In my perennial search for great children’s books written by people other than the beloved Sally Lloyd-Jones (there are few), I recently came across the clearest illustration of the law (demand) and grace (love) paradigm in storybook form: The Pout-Pout Fish by Deborah Diesen. The story is about sad Mr. Fish, and all the other fish of the sea, who each in their own special way tell him to smile and cheer up. You know, what’s wrong with you? Mr. Fish’s constant refrain to these well-intended yet naive advice givers goes like this:

I’m a pout-pout fish with a pout-pout face. So I spread the dreary-wearies all over the place. Blub. Bluuuub. Bluuuuub.

Mr. Fish’s self description as “pout-pout” is a very timely exploration of identity. Who is the real Mr. Fish? Is he doomed to a dreary-weary pout-pout identity forever? As he says to those who give him advice to be happy, “I would try, but I haven’t any choice.” Where is the hope?

The good news (silver lining) does come along by way of a fish in a silent silver shimmer, the likes of which all the other fish have never seen before.
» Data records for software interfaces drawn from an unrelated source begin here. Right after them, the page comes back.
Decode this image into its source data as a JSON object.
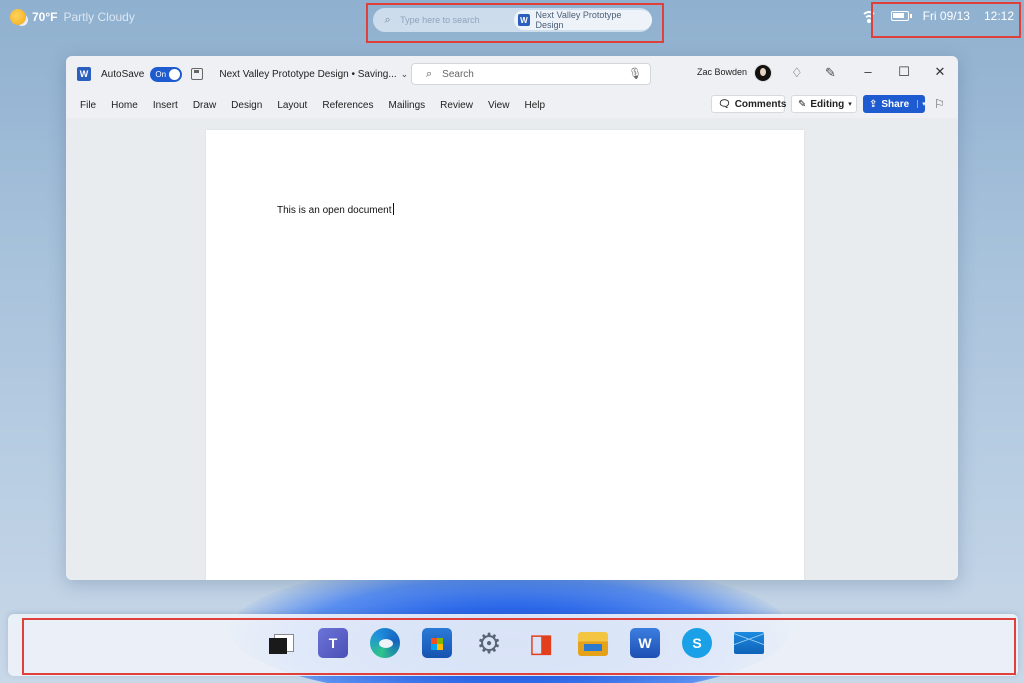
{
  "topbar": {
    "weather": {
      "temp": "70°F",
      "condition": "Partly Cloudy",
      "icon": "partly-cloudy-icon"
    },
    "search": {
      "placeholder": "Type here to search",
      "active_doc": "Next Valley Prototype Design"
    },
    "tray": {
      "date": "Fri 09/13",
      "time": "12:12",
      "icons": [
        "wifi-icon",
        "battery-icon"
      ]
    }
  },
  "word": {
    "app_letter": "W",
    "autosave_label": "AutoSave",
    "autosave_state": "On",
    "doc_title": "Next Valley Prototype Design • Saving...",
    "search_placeholder": "Search",
    "user_name": "Zac Bowden",
    "menu": [
      "File",
      "Home",
      "Insert",
      "Draw",
      "Design",
      "Layout",
      "References",
      "Mailings",
      "Review",
      "View",
      "Help"
    ],
    "comments_label": "Comments",
    "editing_label": "Editing",
    "share_label": "Share",
    "document_text": "This is an open document",
    "accent": "#1f5bd0"
  },
  "taskbar": {
    "apps": [
      "Start",
      "Task View",
      "Teams",
      "Edge",
      "Microsoft Store",
      "Settings",
      "Office",
      "File Explorer",
      "Word",
      "Skype",
      "Mail"
    ],
    "word_letter": "W",
    "skype_letter": "S"
  },
  "highlight_color": "#e0403a"
}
And as we’re told, “Instead of saying hey …”

You’ll either have to buy the book or watch the video below to see how against all odds the pout-pout fish was transformed to saying:

I should have known it all along. I thought I was a pouty, but it turns out I was wrong. I’m a kiss-kiss fish with a kiss-kiss face. For spreading cheery-cheeries all over the place … Smooooooooch!

This tale is very 1 John 4:19!

P.S. Speaking of fishy children’s books, and speaking Sally Lloyd-Jones, be sure to check out her new Poor Doreen: A Fishy Tale.